Work order: Write the data below out again, unchanged.

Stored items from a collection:

= = = = =

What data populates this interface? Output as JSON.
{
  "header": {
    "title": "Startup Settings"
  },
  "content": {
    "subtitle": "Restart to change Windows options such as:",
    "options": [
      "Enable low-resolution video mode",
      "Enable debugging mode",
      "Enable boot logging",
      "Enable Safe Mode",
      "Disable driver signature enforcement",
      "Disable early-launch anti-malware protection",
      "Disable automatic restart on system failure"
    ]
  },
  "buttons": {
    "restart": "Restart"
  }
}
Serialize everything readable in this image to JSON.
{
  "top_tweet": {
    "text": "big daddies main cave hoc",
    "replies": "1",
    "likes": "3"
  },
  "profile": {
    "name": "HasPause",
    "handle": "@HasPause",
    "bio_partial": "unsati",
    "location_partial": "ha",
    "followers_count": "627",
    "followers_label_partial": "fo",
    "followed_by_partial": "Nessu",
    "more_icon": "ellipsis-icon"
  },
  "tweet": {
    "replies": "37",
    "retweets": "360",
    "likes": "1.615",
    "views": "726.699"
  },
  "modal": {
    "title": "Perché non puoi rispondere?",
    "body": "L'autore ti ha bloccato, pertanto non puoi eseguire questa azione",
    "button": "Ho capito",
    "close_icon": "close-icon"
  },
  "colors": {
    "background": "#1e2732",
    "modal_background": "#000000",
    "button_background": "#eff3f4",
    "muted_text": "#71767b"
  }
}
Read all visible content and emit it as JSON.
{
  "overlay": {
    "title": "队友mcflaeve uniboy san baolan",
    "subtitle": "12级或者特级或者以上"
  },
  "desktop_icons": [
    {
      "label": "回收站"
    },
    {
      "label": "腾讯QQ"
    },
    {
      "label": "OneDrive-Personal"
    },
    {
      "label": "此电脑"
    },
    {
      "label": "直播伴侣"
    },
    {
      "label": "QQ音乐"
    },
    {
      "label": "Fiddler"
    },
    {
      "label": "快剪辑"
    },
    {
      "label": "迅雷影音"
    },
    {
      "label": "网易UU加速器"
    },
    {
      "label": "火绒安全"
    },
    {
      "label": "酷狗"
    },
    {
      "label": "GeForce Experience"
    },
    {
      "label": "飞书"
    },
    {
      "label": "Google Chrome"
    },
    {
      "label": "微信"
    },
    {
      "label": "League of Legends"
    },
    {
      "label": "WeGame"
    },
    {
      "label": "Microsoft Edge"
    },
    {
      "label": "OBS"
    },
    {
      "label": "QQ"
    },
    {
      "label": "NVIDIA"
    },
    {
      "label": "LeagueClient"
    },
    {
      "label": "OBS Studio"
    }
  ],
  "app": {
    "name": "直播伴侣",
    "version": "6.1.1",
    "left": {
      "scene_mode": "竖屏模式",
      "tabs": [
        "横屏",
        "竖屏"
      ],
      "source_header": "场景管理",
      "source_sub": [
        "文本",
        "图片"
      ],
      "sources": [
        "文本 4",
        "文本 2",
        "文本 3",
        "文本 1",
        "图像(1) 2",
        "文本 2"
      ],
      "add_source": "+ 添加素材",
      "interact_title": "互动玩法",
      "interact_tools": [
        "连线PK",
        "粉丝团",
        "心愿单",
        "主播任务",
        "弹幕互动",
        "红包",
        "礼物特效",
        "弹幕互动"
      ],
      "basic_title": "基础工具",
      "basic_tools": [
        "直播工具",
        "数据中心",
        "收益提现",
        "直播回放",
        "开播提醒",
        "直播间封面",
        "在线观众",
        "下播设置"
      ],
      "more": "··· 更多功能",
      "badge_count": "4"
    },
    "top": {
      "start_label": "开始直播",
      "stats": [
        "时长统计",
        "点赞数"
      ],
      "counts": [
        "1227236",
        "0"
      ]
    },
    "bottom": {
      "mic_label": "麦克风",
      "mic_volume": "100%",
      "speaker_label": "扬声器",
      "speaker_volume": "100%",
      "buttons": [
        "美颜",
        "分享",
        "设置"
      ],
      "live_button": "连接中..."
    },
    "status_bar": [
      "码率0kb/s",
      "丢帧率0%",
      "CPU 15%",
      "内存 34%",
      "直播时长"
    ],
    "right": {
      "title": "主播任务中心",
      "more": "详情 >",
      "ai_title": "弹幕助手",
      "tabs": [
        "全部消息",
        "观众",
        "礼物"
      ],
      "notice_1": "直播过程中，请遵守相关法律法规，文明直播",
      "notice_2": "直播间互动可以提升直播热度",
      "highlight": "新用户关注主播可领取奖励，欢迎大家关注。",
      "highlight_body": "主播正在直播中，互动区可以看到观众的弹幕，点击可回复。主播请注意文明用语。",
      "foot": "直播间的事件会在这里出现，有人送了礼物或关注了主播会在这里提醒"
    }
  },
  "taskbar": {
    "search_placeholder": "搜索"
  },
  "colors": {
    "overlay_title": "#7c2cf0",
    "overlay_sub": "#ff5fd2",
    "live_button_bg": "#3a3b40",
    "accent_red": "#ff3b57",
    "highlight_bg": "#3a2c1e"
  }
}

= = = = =

Output for this task:
What data populates this interface? Output as JSON.
{
  "header": {
    "title": "Startup Settings"
  },
  "content": {
    "subtitle": "Restart to change Windows options such as:",
    "options": [
      "Enable low-resolution video mode",
      "Enable debugging mode",
      "Enable boot logging",
      "Enable Safe Mode",
      "Disable driver signature enforcement",
      "Disable early-launch anti-malware protection",
      "Disable automatic restart on system failure"
    ]
  },
  "buttons": {
    "restart": "Restart"
  }
}
Serialize everything readable in this image to JSON.
{
  "top_tweet": {
    "text": "big daddies main cave hoc",
    "replies": "1",
    "likes": "3"
  },
  "profile": {
    "name": "HasPause",
    "handle": "@HasPause",
    "bio_partial": "unsati",
    "location_partial": "ha",
    "followers_count": "627",
    "followers_label_partial": "fo",
    "followed_by_partial": "Nessu",
    "more_icon": "ellipsis-icon"
  },
  "tweet": {
    "replies": "37",
    "retweets": "360",
    "likes": "1.615",
    "views": "726.699"
  },
  "modal": {
    "title": "Perché non puoi rispondere?",
    "body": "L'autore ti ha bloccato, pertanto non puoi eseguire questa azione",
    "button": "Ho capito",
    "close_icon": "close-icon"
  },
  "colors": {
    "background": "#1e2732",
    "modal_background": "#000000",
    "button_background": "#eff3f4",
    "muted_text": "#71767b"
  }
}
Read all visible content and emit it as JSON.
{
  "overlay": {
    "title": "队友mcflaeve uniboy san baolan",
    "subtitle": "12级或者特级或者以上"
  },
  "desktop_icons": [
    {
      "label": "回收站"
    },
    {
      "label": "腾讯QQ"
    },
    {
      "label": "OneDrive-Personal"
    },
    {
      "label": "此电脑"
    },
    {
      "label": "直播伴侣"
    },
    {
      "label": "QQ音乐"
    },
    {
      "label": "Fiddler"
    },
    {
      "label": "快剪辑"
    },
    {
      "label": "迅雷影音"
    },
    {
      "label": "网易UU加速器"
    },
    {
      "label": "火绒安全"
    },
    {
      "label": "酷狗"
    },
    {
      "label": "GeForce Experience"
    },
    {
      "label": "飞书"
    },
    {
      "label": "Google Chrome"
    },
    {
      "label": "微信"
    },
    {
      "label": "League of Legends"
    },
    {
      "label": "WeGame"
    },
    {
      "label": "Microsoft Edge"
    },
    {
      "label": "OBS"
    },
    {
      "label": "QQ"
    },
    {
      "label": "NVIDIA"
    },
    {
      "label": "LeagueClient"
    },
    {
      "label": "OBS Studio"
    }
  ],
  "app": {
    "name": "直播伴侣",
    "version": "6.1.1",
    "left": {
      "scene_mode": "竖屏模式",
      "tabs": [
        "横屏",
        "竖屏"
      ],
      "source_header": "场景管理",
      "source_sub": [
        "文本",
        "图片"
      ],
      "sources": [
        "文本 4",
        "文本 2",
        "文本 3",
        "文本 1",
        "图像(1) 2",
        "文本 2"
      ],
      "add_source": "+ 添加素材",
      "interact_title": "互动玩法",
      "interact_tools": [
        "连线PK",
        "粉丝团",
        "心愿单",
        "主播任务",
        "弹幕互动",
        "红包",
        "礼物特效",
        "弹幕互动"
      ],
      "basic_title": "基础工具",
      "basic_tools": [
        "直播工具",
        "数据中心",
        "收益提现",
        "直播回放",
        "开播提醒",
        "直播间封面",
        "在线观众",
        "下播设置"
      ],
      "more": "··· 更多功能",
      "badge_count": "4"
    },
    "top": {
      "start_label": "开始直播",
      "stats": [
        "时长统计",
        "点赞数"
      ],
      "counts": [
        "1227236",
        "0"
      ]
    },
    "bottom": {
      "mic_label": "麦克风",
      "mic_volume": "100%",
      "speaker_label": "扬声器",
      "speaker_volume": "100%",
      "buttons": [
        "美颜",
        "分享",
        "设置"
      ],
      "live_button": "连接中..."
    },
    "status_bar": [
      "码率0kb/s",
      "丢帧率0%",
      "CPU 15%",
      "内存 34%",
      "直播时长"
    ],
    "right": {
      "title": "主播任务中心",
      "more": "详情 >",
      "ai_title": "弹幕助手",
      "tabs": [
        "全部消息",
        "观众",
        "礼物"
      ],
      "notice_1": "直播过程中，请遵守相关法律法规，文明直播",
      "notice_2": "直播间互动可以提升直播热度",
      "highlight": "新用户关注主播可领取奖励，欢迎大家关注。",
      "highlight_body": "主播正在直播中，互动区可以看到观众的弹幕，点击可回复。主播请注意文明用语。",
      "foot": "直播间的事件会在这里出现，有人送了礼物或关注了主播会在这里提醒"
    }
  },
  "taskbar": {
    "search_placeholder": "搜索"
  },
  "colors": {
    "overlay_title": "#7c2cf0",
    "overlay_sub": "#ff5fd2",
    "live_button_bg": "#3a3b40",
    "accent_red": "#ff3b57",
    "highlight_bg": "#3a2c1e"
  }
}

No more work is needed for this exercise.